### [YOUR GOAL]
Return every line of the data below exactly, but do not include the images.

Records drawn from a dataset

====================

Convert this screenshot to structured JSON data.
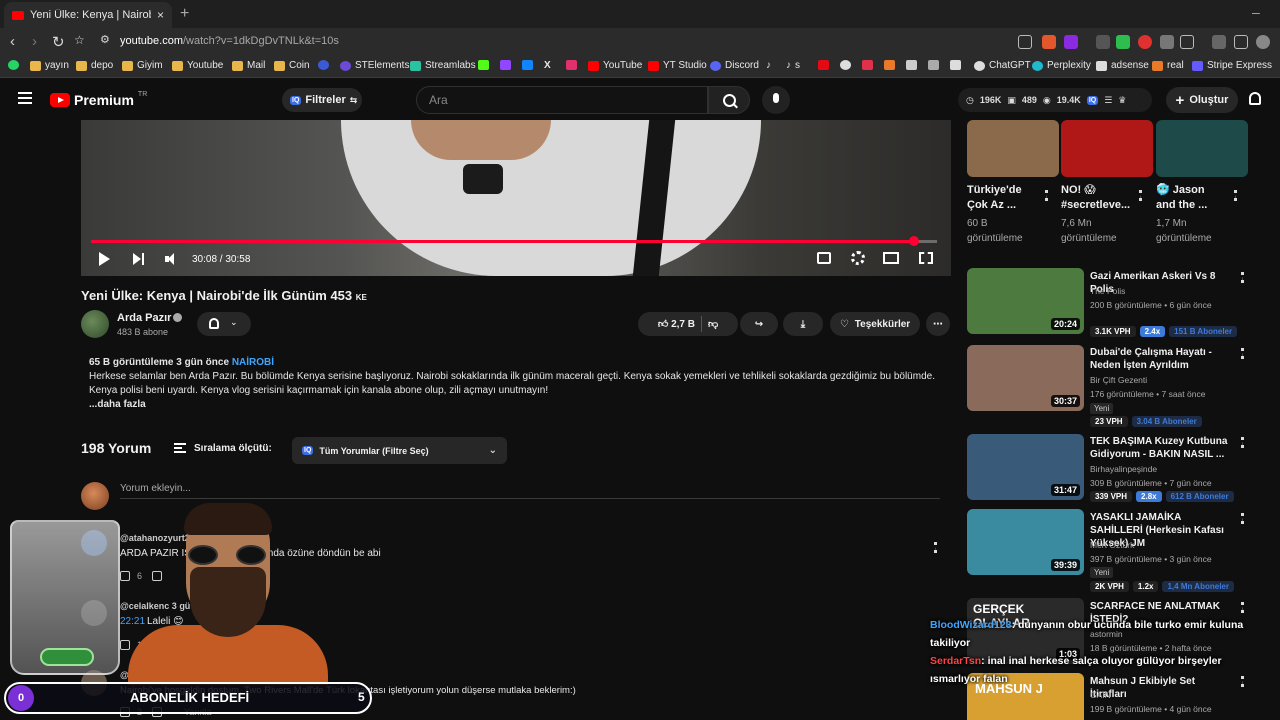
{
  "browser": {
    "tab_title": "Yeni Ülke: Kenya | Nairobi'de İlk",
    "url_host": "youtube.com",
    "url_rest": "/watch?v=1dkDgDvTNLk&t=10s",
    "bookmarks": [
      "yayın",
      "depo",
      "Giyim",
      "Youtube",
      "Mail",
      "Coin",
      "STElements",
      "Streamlabs",
      "YouTube",
      "YT Studio",
      "Discord",
      "s",
      "ChatGPT",
      "Perplexity",
      "adsense",
      "real",
      "Stripe Express"
    ]
  },
  "header": {
    "logo": "Premium",
    "logo_tr": "TR",
    "filters_label": "Filtreler",
    "search_placeholder": "Ara",
    "stat_views": "196K",
    "stat_videos": "489",
    "stat_subs": "19.4K",
    "create_label": "Oluştur"
  },
  "player": {
    "time": "30:08 / 30:58",
    "progress": 0.973
  },
  "video": {
    "title": "Yeni Ülke: Kenya | Nairobi'de İlk Günüm 453",
    "title_suffix": "KE",
    "channel": "Arda Pazır",
    "subs": "483 B abone",
    "likes": "2,7 B",
    "thanks_label": "Teşekkürler"
  },
  "description": {
    "meta": "65 B görüntüleme  3 gün önce",
    "tag": "NAİROBİ",
    "text": "Herkese selamlar ben Arda Pazır. Bu bölümde Kenya serisine başlıyoruz. Nairobi sokaklarında ilk günüm maceralı geçti. Kenya sokak yemekleri ve tehlikeli sokaklarda gezdiğimiz bu bölümde. Kenya polisi beni uyardı. Kenya vlog serisini kaçırmamak için kanala abone olup, zili açmayı unutmayın!",
    "more": "...daha fazla"
  },
  "comments": {
    "count": "198 Yorum",
    "sort_label": "Sıralama ölçütü:",
    "filter_label": "Tüm Yorumlar (Filtre Seç)",
    "add_placeholder": "Yorum ekleyin...",
    "items": [
      {
        "author": "@atahanozyurt2",
        "text": "ARDA PAZIR IS",
        "text2": "ında özüne döndün be abi",
        "likes": "6"
      },
      {
        "author": "@celalkenc 3 gü",
        "time": "22:21",
        "text": "Laleli 😊",
        "likes": "12"
      },
      {
        "author": "@e",
        "text": "Nairobi'ye hoşgeldin dostum. Two Rivers Mall'de Türk lokantası işletiyorum yolun düşerse mutlaka beklerim:)",
        "likes": "2",
        "reply": "Yanıtla"
      }
    ]
  },
  "sidebar": {
    "shelf": [
      {
        "title": "Türkiye'de Çok Az ...",
        "views": "60 B görüntüleme",
        "color": "#8a6a4a"
      },
      {
        "title": "NO! 😱 #secretleve...",
        "views": "7,6 Mn görüntüleme",
        "color": "#b01818"
      },
      {
        "title": "🥶 Jason and the ...",
        "views": "1,7 Mn görüntüleme",
        "color": "#1f4a4a"
      }
    ],
    "recs": [
      {
        "title": "Gazi Amerikan Askeri Vs 8 Polis",
        "channel": "The Polis",
        "meta": "200 B görüntüleme • 6 gün önce",
        "duration": "20:24",
        "vph": "3.1K VPH",
        "mult": "2.4x",
        "subs": "151 B Aboneler",
        "color": "#4d7a3e",
        "new": ""
      },
      {
        "title": "Dubai'de Çalışma Hayatı - Neden İşten Ayrıldım",
        "channel": "Bir Çift Gezenti",
        "meta": "176 görüntüleme • 7 saat önce",
        "duration": "30:37",
        "vph": "23 VPH",
        "mult": "",
        "subs": "3.04 B Aboneler",
        "color": "#8a6a5a",
        "new": "Yeni"
      },
      {
        "title": "TEK BAŞIMA Kuzey Kutbuna Gidiyorum - BAKIN NASIL ...",
        "channel": "Birhayalinpeşinde",
        "meta": "309 B görüntüleme • 7 gün önce",
        "duration": "31:47",
        "vph": "339 VPH",
        "mult": "2.8x",
        "subs": "612 B Aboneler",
        "color": "#3a5a7a",
        "new": ""
      },
      {
        "title": "YASAKLI JAMAİKA SAHİLLERİ (Herkesin Kafası Yüksek) JM",
        "channel": "Mert Öztürk",
        "meta": "397 B görüntüleme • 3 gün önce",
        "duration": "39:39",
        "vph": "2K VPH",
        "mult": "1.2x",
        "subs": "1,4 Mn Aboneler",
        "color": "#3a8aa0",
        "new": "Yeni"
      },
      {
        "title": "SCARFACE NE ANLATMAK İSTEDİ?",
        "channel": "astormin",
        "meta": "18 B görüntüleme • 2 hafta önce",
        "duration": "1:03",
        "color": "#2a2a2a",
        "thumb_text": "GERÇEK OLAYLAR"
      },
      {
        "title": "Mahsun J Ekibiyle Set İtirafları",
        "channel": "GAİN",
        "meta": "199 B görüntüleme • 4 gün önce",
        "color": "#d8a030",
        "thumb_text": "MAHSUN J"
      }
    ]
  },
  "chat": {
    "m1_user": "BloodWizard123",
    "m1_text": ": dunyanın obur ucunda bile turko emir kuluna takiliyor",
    "m2_user": "SerdarTsn",
    "m2_text": ": inal inal herkese salça oluyor gülüyor birşeyler ısmarlıyor falan"
  },
  "sub_goal": {
    "current": "0",
    "label": "ABONELİK HEDEFİ",
    "target": "5"
  }
}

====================

### [SOLUTION TO THE PROBLEM]
Convert this screenshot to structured JSON data.
{
  "browser": {
    "tab_title": "Yeni Ülke: Kenya | Nairobi'de İlk",
    "url_host": "youtube.com",
    "url_rest": "/watch?v=1dkDgDvTNLk&t=10s",
    "bookmarks": [
      "yayın",
      "depo",
      "Giyim",
      "Youtube",
      "Mail",
      "Coin",
      "STElements",
      "Streamlabs",
      "YouTube",
      "YT Studio",
      "Discord",
      "s",
      "ChatGPT",
      "Perplexity",
      "adsense",
      "real",
      "Stripe Express"
    ]
  },
  "header": {
    "logo": "Premium",
    "logo_tr": "TR",
    "filters_label": "Filtreler",
    "search_placeholder": "Ara",
    "stat_views": "196K",
    "stat_videos": "489",
    "stat_subs": "19.4K",
    "create_label": "Oluştur"
  },
  "player": {
    "time": "30:08 / 30:58",
    "progress": 0.973
  },
  "video": {
    "title": "Yeni Ülke: Kenya | Nairobi'de İlk Günüm 453",
    "title_suffix": "KE",
    "channel": "Arda Pazır",
    "subs": "483 B abone",
    "likes": "2,7 B",
    "thanks_label": "Teşekkürler"
  },
  "description": {
    "meta": "65 B görüntüleme  3 gün önce",
    "tag": "NAİROBİ",
    "text": "Herkese selamlar ben Arda Pazır. Bu bölümde Kenya serisine başlıyoruz. Nairobi sokaklarında ilk günüm maceralı geçti. Kenya sokak yemekleri ve tehlikeli sokaklarda gezdiğimiz bu bölümde. Kenya polisi beni uyardı. Kenya vlog serisini kaçırmamak için kanala abone olup, zili açmayı unutmayın!",
    "more": "...daha fazla"
  },
  "comments": {
    "count": "198 Yorum",
    "sort_label": "Sıralama ölçütü:",
    "filter_label": "Tüm Yorumlar (Filtre Seç)",
    "add_placeholder": "Yorum ekleyin...",
    "items": [
      {
        "author": "@atahanozyurt2",
        "text": "ARDA PAZIR IS",
        "text2": "ında özüne döndün be abi",
        "likes": "6"
      },
      {
        "author": "@celalkenc 3 gü",
        "time": "22:21",
        "text": "Laleli 😊",
        "likes": "12"
      },
      {
        "author": "@e",
        "text": "Nairobi'ye hoşgeldin dostum. Two Rivers Mall'de Türk lokantası işletiyorum yolun düşerse mutlaka beklerim:)",
        "likes": "2",
        "reply": "Yanıtla"
      }
    ]
  },
  "sidebar": {
    "shelf": [
      {
        "title": "Türkiye'de Çok Az ...",
        "views": "60 B görüntüleme",
        "color": "#8a6a4a"
      },
      {
        "title": "NO! 😱 #secretleve...",
        "views": "7,6 Mn görüntüleme",
        "color": "#b01818"
      },
      {
        "title": "🥶 Jason and the ...",
        "views": "1,7 Mn görüntüleme",
        "color": "#1f4a4a"
      }
    ],
    "recs": [
      {
        "title": "Gazi Amerikan Askeri Vs 8 Polis",
        "channel": "The Polis",
        "meta": "200 B görüntüleme • 6 gün önce",
        "duration": "20:24",
        "vph": "3.1K VPH",
        "mult": "2.4x",
        "subs": "151 B Aboneler",
        "color": "#4d7a3e",
        "new": ""
      },
      {
        "title": "Dubai'de Çalışma Hayatı - Neden İşten Ayrıldım",
        "channel": "Bir Çift Gezenti",
        "meta": "176 görüntüleme • 7 saat önce",
        "duration": "30:37",
        "vph": "23 VPH",
        "mult": "",
        "subs": "3.04 B Aboneler",
        "color": "#8a6a5a",
        "new": "Yeni"
      },
      {
        "title": "TEK BAŞIMA Kuzey Kutbuna Gidiyorum - BAKIN NASIL ...",
        "channel": "Birhayalinpeşinde",
        "meta": "309 B görüntüleme • 7 gün önce",
        "duration": "31:47",
        "vph": "339 VPH",
        "mult": "2.8x",
        "subs": "612 B Aboneler",
        "color": "#3a5a7a",
        "new": ""
      },
      {
        "title": "YASAKLI JAMAİKA SAHİLLERİ (Herkesin Kafası Yüksek) JM",
        "channel": "Mert Öztürk",
        "meta": "397 B görüntüleme • 3 gün önce",
        "duration": "39:39",
        "vph": "2K VPH",
        "mult": "1.2x",
        "subs": "1,4 Mn Aboneler",
        "color": "#3a8aa0",
        "new": "Yeni"
      },
      {
        "title": "SCARFACE NE ANLATMAK İSTEDİ?",
        "channel": "astormin",
        "meta": "18 B görüntüleme • 2 hafta önce",
        "duration": "1:03",
        "color": "#2a2a2a",
        "thumb_text": "GERÇEK OLAYLAR"
      },
      {
        "title": "Mahsun J Ekibiyle Set İtirafları",
        "channel": "GAİN",
        "meta": "199 B görüntüleme • 4 gün önce",
        "color": "#d8a030",
        "thumb_text": "MAHSUN J"
      }
    ]
  },
  "chat": {
    "m1_user": "BloodWizard123",
    "m1_text": ": dunyanın obur ucunda bile turko emir kuluna takiliyor",
    "m2_user": "SerdarTsn",
    "m2_text": ": inal inal herkese salça oluyor gülüyor birşeyler ısmarlıyor falan"
  },
  "sub_goal": {
    "current": "0",
    "label": "ABONELİK HEDEFİ",
    "target": "5"
  }
}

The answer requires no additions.